# [WHAT THE EXERCISE ASKS]
In the listing, find every line that has the string "ввода" and copy it.

# [RECORDED INFORMATION]
○ ○ ○ ○ ○ ○ ○
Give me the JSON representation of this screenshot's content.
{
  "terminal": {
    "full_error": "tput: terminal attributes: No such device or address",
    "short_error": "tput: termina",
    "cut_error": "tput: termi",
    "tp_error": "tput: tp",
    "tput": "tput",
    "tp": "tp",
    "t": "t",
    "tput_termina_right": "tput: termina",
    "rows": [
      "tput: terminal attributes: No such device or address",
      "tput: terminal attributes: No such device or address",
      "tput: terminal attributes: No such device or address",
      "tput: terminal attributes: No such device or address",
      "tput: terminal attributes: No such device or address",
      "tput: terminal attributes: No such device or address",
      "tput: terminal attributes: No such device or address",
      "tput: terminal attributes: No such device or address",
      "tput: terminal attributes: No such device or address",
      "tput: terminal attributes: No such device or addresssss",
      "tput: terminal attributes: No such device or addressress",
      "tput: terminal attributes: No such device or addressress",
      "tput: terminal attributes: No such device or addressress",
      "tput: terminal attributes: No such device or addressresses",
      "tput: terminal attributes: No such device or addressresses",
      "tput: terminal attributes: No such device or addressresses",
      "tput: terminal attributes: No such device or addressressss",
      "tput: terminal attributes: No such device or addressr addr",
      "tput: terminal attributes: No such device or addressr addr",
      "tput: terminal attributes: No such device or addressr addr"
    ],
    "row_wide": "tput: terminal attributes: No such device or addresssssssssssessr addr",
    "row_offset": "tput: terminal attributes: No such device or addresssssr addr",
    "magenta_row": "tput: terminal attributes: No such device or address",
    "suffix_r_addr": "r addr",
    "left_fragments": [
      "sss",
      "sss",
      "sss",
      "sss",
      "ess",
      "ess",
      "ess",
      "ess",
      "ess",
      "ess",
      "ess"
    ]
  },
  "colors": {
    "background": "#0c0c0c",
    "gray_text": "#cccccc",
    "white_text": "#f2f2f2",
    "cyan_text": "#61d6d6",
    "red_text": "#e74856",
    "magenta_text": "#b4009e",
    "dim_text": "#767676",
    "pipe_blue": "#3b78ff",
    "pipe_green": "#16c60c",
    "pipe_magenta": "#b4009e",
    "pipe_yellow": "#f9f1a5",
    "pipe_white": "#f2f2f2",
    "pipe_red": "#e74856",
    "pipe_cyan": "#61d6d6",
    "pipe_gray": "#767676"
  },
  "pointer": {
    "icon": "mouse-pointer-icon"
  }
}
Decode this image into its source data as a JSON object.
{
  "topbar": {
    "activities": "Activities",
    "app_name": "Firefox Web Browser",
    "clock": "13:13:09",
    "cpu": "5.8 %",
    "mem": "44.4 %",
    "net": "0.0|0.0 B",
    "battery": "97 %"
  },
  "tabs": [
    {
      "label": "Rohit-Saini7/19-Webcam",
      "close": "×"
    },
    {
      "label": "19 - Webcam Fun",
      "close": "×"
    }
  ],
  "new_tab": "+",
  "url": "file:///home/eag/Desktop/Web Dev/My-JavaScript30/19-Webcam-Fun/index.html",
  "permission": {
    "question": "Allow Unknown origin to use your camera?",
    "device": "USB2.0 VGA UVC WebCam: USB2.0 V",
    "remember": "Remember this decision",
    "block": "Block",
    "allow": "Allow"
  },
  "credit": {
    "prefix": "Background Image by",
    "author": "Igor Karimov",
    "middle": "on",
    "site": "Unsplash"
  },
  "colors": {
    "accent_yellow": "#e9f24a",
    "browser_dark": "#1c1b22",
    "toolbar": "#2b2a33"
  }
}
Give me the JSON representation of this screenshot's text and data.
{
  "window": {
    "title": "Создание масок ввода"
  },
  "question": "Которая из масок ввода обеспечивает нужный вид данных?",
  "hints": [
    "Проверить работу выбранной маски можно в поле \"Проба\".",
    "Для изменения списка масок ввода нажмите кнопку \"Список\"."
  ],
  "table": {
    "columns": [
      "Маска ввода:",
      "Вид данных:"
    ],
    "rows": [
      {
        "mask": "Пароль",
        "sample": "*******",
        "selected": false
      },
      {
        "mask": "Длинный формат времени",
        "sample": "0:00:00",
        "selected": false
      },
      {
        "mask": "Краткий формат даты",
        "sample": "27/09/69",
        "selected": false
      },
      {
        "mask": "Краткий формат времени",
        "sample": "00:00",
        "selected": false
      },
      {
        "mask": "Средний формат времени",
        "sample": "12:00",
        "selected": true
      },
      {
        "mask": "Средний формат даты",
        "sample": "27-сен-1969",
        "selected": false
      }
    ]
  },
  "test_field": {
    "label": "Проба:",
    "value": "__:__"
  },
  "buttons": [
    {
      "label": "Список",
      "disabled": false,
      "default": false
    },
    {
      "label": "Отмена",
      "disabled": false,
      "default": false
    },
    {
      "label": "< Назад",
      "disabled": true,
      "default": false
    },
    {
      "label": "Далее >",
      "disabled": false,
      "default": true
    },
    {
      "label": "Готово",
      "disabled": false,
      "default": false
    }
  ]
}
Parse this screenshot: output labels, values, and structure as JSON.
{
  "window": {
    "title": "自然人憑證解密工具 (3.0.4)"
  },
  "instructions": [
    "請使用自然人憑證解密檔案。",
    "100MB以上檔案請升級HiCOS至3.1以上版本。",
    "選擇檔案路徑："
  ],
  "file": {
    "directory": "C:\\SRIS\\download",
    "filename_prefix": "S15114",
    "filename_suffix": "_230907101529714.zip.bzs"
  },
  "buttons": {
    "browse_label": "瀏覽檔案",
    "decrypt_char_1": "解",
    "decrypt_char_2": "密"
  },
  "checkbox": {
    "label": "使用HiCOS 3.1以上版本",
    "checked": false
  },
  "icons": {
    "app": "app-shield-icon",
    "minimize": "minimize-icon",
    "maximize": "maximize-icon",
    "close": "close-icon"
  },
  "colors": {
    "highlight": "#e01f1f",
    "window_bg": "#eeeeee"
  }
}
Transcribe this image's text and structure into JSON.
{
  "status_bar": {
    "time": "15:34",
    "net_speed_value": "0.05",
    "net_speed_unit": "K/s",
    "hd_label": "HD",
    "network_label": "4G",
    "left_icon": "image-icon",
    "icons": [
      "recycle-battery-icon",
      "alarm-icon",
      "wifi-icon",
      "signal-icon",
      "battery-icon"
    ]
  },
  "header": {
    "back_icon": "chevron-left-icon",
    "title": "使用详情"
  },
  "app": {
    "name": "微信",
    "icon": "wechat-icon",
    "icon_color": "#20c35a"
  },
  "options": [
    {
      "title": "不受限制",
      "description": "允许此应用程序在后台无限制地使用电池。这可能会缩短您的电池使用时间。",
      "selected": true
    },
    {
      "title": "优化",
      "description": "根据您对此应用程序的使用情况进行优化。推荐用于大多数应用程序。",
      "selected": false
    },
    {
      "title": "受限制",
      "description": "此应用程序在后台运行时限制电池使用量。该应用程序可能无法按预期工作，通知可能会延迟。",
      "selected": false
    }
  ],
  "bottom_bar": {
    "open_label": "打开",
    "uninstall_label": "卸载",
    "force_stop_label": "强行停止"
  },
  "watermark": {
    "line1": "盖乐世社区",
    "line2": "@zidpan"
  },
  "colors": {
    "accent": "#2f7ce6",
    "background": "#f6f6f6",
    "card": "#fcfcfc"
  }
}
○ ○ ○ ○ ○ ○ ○
# [SOLVED EXERCISE]
    "title": "Создание масок ввода"
  "question": "Которая из масок ввода обеспечивает нужный вид данных?",
    "Для изменения списка масок ввода нажмите кнопку \"Список\"."
      "Маска ввода:",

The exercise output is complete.